When dealing with meiotic autosomal monosomy, the chances of a viable pregnancy are minimal, with those that do implant often ending in early spontaneous miscarriage. However, mosaic autosomal monosomic embryos can often autocorrect, making them a viable option for transfer. Nevertheless, full disclosure to patients and a commitment to prenatal genetic testing are essential in such cases.
The Challenge of Diagnosing Mosaic Embryos
When we biopsy an embryo for PGS/PGT-A, we test only a few cells, typically around six. If at least one of these cells is healthy (euploid) while the others are not (aneuploid), it’s called a “mosaic” embryo, and is potentially capable of self-correcting in the womb and leading to a healthy baby. On the other hand, if all the tested cells are aneuploid, it’s highly likely that the rest of the untested cells in the embryo are also abnormal, making it an unsalvageable, meiotically aneuploid embryo. However, we can’t be certain because we haven’t tested all the cells. So, even if we diagnose an embryo as aneuploid, in a few cases, it might still be mosaic and have a chance to develop normally in the uterus.
In summary, while we can confidently diagnose euploid embryos, diagnosing mosaic embryos is currently not perfect, and there’s a possibility that some may have the potential to develop into healthy babies. Embryo mosaicism adds complexity to the world of IVF, forcing us to navigate a delicate balance between minimizing risks and providing opportunities for patients to have healthy babies. The evolution of diagnostic techniques like NGS has brought us closer to understanding and harnessing the potential of mosaic embryos, but the journey remains intricate and ethically charged.

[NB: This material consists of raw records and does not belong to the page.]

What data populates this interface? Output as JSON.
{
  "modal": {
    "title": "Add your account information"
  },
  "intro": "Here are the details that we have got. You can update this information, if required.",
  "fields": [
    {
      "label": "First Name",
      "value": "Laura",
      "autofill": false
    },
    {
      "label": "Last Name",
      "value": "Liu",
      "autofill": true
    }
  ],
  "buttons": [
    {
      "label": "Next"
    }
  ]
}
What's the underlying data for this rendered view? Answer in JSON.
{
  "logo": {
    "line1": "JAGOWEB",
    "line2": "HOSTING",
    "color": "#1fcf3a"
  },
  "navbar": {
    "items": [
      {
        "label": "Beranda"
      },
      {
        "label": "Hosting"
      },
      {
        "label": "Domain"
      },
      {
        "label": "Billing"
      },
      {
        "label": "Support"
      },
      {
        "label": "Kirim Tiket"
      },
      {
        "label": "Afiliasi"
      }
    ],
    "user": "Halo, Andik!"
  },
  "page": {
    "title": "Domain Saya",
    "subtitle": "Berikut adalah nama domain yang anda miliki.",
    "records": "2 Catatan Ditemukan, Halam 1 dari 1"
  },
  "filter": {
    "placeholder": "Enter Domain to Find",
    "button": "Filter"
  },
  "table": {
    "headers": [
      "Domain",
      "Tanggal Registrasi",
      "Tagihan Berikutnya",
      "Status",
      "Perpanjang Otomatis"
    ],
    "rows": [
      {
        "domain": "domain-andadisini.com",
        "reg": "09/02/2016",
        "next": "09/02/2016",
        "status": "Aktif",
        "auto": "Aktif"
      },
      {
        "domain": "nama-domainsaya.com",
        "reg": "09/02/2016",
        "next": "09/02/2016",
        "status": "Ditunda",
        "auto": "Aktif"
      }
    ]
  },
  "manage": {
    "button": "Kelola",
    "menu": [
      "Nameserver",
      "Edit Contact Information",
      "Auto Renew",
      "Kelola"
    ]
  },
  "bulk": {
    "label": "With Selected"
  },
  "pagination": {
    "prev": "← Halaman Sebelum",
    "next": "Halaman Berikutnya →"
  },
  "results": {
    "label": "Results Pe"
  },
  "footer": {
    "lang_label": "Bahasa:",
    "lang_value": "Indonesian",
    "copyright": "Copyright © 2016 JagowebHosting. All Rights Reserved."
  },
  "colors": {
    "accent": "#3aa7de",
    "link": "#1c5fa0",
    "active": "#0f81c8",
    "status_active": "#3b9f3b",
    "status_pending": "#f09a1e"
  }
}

Ready to navigate the complexities of Embryo Mosaicism? Our expert team combines advanced techniques like PGS/PGT-A with ethical considerations. Take the next step toward parenthood—contact us for personalized fertility solutions and embark on your path to a successful and informed IVF journey.